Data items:
+ + +

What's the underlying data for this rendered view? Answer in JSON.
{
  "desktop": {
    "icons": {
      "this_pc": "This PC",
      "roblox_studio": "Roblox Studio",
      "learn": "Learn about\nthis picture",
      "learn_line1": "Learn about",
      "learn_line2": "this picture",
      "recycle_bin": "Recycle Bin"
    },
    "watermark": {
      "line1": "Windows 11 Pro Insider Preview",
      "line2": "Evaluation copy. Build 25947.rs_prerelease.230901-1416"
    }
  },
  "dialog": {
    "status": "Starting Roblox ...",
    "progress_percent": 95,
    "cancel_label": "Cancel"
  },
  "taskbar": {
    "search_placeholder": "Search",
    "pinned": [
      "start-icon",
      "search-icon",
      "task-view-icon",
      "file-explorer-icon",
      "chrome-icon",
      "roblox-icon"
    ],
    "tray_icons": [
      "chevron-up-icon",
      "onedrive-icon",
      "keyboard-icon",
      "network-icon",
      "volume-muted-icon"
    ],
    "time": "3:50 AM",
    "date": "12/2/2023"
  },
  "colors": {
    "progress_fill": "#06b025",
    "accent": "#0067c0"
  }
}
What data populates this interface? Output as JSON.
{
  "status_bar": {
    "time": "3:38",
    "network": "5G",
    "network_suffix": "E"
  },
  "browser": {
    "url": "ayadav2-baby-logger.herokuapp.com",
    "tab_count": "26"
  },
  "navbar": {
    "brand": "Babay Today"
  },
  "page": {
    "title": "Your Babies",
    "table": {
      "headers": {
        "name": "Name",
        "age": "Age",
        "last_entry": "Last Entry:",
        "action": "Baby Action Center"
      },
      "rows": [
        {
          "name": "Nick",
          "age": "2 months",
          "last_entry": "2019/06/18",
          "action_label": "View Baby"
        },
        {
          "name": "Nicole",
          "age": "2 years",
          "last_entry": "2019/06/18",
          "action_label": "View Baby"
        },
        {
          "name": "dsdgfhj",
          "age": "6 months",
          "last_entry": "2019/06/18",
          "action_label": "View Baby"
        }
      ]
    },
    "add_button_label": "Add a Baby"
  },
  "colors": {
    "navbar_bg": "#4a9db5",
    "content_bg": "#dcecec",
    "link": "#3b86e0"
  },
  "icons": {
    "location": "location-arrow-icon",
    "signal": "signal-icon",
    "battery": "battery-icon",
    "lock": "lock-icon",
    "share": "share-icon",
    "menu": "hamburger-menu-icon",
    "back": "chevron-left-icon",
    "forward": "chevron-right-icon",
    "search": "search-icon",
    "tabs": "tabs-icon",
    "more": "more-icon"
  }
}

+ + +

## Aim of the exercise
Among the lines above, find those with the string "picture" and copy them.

## Exercise solution
      "learn": "Learn about\nthis picture",
      "learn_line2": "this picture",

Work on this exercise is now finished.